Reproduce the data shown below exactly.

BEGIN RECORDS FOR THE TASK

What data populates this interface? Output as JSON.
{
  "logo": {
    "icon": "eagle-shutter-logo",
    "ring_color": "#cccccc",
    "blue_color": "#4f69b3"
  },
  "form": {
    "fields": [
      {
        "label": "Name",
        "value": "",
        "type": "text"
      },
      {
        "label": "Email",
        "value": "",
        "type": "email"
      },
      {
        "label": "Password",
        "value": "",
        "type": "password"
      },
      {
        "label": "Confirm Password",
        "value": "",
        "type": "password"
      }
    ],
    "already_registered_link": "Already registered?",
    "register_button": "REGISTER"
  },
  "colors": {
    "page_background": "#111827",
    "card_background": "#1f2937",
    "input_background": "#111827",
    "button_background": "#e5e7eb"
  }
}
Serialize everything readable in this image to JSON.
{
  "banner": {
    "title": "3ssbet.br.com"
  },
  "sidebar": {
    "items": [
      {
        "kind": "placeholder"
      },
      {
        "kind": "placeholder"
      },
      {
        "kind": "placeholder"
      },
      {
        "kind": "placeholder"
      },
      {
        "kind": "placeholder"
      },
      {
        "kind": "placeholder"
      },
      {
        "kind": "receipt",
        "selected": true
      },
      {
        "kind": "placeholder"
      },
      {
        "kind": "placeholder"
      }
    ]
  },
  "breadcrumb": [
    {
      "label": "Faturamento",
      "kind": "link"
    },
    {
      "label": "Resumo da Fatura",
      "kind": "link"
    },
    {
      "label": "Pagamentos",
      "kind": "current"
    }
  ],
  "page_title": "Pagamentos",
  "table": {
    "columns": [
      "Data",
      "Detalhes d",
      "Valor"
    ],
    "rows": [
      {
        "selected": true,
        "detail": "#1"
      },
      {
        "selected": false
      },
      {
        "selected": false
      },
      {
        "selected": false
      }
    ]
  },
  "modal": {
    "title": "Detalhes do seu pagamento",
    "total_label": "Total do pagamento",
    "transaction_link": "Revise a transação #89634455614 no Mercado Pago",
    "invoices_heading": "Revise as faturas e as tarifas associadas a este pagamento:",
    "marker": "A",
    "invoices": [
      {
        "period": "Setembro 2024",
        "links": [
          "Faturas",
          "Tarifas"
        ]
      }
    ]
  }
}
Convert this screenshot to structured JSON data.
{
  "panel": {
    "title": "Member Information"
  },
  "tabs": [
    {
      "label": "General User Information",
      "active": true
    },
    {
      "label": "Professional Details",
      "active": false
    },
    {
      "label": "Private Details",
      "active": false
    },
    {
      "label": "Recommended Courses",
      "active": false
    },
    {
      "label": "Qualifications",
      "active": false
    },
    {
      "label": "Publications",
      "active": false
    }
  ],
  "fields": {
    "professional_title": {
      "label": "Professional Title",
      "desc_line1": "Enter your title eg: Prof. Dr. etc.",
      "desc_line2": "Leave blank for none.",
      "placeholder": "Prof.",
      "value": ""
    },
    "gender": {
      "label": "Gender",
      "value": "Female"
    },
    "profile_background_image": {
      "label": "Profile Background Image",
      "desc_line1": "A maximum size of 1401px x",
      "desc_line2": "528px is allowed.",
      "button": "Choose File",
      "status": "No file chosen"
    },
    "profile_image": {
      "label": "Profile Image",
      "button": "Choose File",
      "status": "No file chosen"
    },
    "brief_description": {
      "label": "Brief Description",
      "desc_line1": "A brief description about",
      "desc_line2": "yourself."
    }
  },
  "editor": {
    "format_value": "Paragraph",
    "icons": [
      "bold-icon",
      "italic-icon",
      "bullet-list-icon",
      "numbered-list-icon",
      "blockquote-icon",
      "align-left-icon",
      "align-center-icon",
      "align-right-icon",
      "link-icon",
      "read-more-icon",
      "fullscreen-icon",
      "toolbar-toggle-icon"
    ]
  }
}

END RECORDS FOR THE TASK

### ANSWER FOR THE TASK
What data populates this interface? Output as JSON.
{
  "logo": {
    "icon": "eagle-shutter-logo",
    "ring_color": "#cccccc",
    "blue_color": "#4f69b3"
  },
  "form": {
    "fields": [
      {
        "label": "Name",
        "value": "",
        "type": "text"
      },
      {
        "label": "Email",
        "value": "",
        "type": "email"
      },
      {
        "label": "Password",
        "value": "",
        "type": "password"
      },
      {
        "label": "Confirm Password",
        "value": "",
        "type": "password"
      }
    ],
    "already_registered_link": "Already registered?",
    "register_button": "REGISTER"
  },
  "colors": {
    "page_background": "#111827",
    "card_background": "#1f2937",
    "input_background": "#111827",
    "button_background": "#e5e7eb"
  }
}
Serialize everything readable in this image to JSON.
{
  "banner": {
    "title": "3ssbet.br.com"
  },
  "sidebar": {
    "items": [
      {
        "kind": "placeholder"
      },
      {
        "kind": "placeholder"
      },
      {
        "kind": "placeholder"
      },
      {
        "kind": "placeholder"
      },
      {
        "kind": "placeholder"
      },
      {
        "kind": "placeholder"
      },
      {
        "kind": "receipt",
        "selected": true
      },
      {
        "kind": "placeholder"
      },
      {
        "kind": "placeholder"
      }
    ]
  },
  "breadcrumb": [
    {
      "label": "Faturamento",
      "kind": "link"
    },
    {
      "label": "Resumo da Fatura",
      "kind": "link"
    },
    {
      "label": "Pagamentos",
      "kind": "current"
    }
  ],
  "page_title": "Pagamentos",
  "table": {
    "columns": [
      "Data",
      "Detalhes d",
      "Valor"
    ],
    "rows": [
      {
        "selected": true,
        "detail": "#1"
      },
      {
        "selected": false
      },
      {
        "selected": false
      },
      {
        "selected": false
      }
    ]
  },
  "modal": {
    "title": "Detalhes do seu pagamento",
    "total_label": "Total do pagamento",
    "transaction_link": "Revise a transação #89634455614 no Mercado Pago",
    "invoices_heading": "Revise as faturas e as tarifas associadas a este pagamento:",
    "marker": "A",
    "invoices": [
      {
        "period": "Setembro 2024",
        "links": [
          "Faturas",
          "Tarifas"
        ]
      }
    ]
  }
}
Convert this screenshot to structured JSON data.
{
  "panel": {
    "title": "Member Information"
  },
  "tabs": [
    {
      "label": "General User Information",
      "active": true
    },
    {
      "label": "Professional Details",
      "active": false
    },
    {
      "label": "Private Details",
      "active": false
    },
    {
      "label": "Recommended Courses",
      "active": false
    },
    {
      "label": "Qualifications",
      "active": false
    },
    {
      "label": "Publications",
      "active": false
    }
  ],
  "fields": {
    "professional_title": {
      "label": "Professional Title",
      "desc_line1": "Enter your title eg: Prof. Dr. etc.",
      "desc_line2": "Leave blank for none.",
      "placeholder": "Prof.",
      "value": ""
    },
    "gender": {
      "label": "Gender",
      "value": "Female"
    },
    "profile_background_image": {
      "label": "Profile Background Image",
      "desc_line1": "A maximum size of 1401px x",
      "desc_line2": "528px is allowed.",
      "button": "Choose File",
      "status": "No file chosen"
    },
    "profile_image": {
      "label": "Profile Image",
      "button": "Choose File",
      "status": "No file chosen"
    },
    "brief_description": {
      "label": "Brief Description",
      "desc_line1": "A brief description about",
      "desc_line2": "yourself."
    }
  },
  "editor": {
    "format_value": "Paragraph",
    "icons": [
      "bold-icon",
      "italic-icon",
      "bullet-list-icon",
      "numbered-list-icon",
      "blockquote-icon",
      "align-left-icon",
      "align-center-icon",
      "align-right-icon",
      "link-icon",
      "read-more-icon",
      "fullscreen-icon",
      "toolbar-toggle-icon"
    ]
  }
}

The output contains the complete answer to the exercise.